Lee Morgan - "The Lion and the Wolff" from Lee-Way. Perhaps my favorite Morgan album - other than The Sidewinder - is this Blue Note release from 1960, featuring Morgan on trumpet, McLean on alto saxophone, Timmons on piano, Chambers on bass and Blakey on drums. The title to the track refers to Blue Note producer Alfred Lion and producer/photographer Frances Wolff.
Lee Morgan - title track from The Sidewinder. Perhaps the most recognizable of all hard bop tunes, the title track made the Top 100 pop charts, and was an integral part of a series of Chrysler television commercials. Morgan is on trumpet, a young Joe Henderson on tenor saxophone, Barry Harris on piano, Bob Cranshaw on bass and Billy Higgins on drums.

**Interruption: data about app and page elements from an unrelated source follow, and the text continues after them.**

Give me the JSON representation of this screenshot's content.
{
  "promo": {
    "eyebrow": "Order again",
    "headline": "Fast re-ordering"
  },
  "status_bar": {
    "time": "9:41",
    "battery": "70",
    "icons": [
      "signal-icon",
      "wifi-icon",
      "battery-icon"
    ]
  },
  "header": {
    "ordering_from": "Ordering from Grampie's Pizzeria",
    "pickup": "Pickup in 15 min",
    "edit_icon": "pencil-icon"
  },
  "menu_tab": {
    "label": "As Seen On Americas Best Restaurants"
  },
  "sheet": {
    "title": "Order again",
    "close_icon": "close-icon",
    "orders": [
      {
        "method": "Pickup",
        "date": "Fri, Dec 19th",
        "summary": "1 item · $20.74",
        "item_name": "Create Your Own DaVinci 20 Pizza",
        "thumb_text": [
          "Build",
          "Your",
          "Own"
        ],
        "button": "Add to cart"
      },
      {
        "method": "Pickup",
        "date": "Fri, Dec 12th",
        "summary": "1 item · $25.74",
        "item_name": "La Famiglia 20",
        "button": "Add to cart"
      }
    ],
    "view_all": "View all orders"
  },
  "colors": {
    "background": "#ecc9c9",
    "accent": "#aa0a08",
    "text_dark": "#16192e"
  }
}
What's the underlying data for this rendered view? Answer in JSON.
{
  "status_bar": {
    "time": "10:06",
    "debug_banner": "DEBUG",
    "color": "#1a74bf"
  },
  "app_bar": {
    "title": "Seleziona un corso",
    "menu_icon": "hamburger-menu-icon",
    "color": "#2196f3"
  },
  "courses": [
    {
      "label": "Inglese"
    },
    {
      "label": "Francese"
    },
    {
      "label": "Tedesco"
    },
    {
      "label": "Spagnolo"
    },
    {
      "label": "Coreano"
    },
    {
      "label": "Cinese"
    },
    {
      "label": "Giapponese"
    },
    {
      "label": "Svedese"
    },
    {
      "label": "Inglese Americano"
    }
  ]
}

Lee Morgan - "The Joker" from Searching for the New Land. Although Morgan recorded this in the aftermath of The Sidewinder, it was not deemed commercial enough to be released for two more years. Morgan is on trumpet, with two Miles Davis Quintet members, Wayne Shorter (tenor sax) and Herbie Hancock (piano), being joined by Grant Green on guitar, Reggie Workman on bass, and Higgins on drums,]
Lee Morgan - "Hey Chico" from Charisma. Another album that took three years from recording to see the light of day. It features twin sax players in McLean and Mobley, along with Walton on piano, Chambers on bass and Higgins on drums.
Charles Earland – “Morgan“ from Intensity. Morgan’s last recordings came as a sideman on this soul-jazz session. Two days later, he was shot and killed. This appropriately titled tune features, among others, Hubert Lawws on flute and Billy Cobham on drums.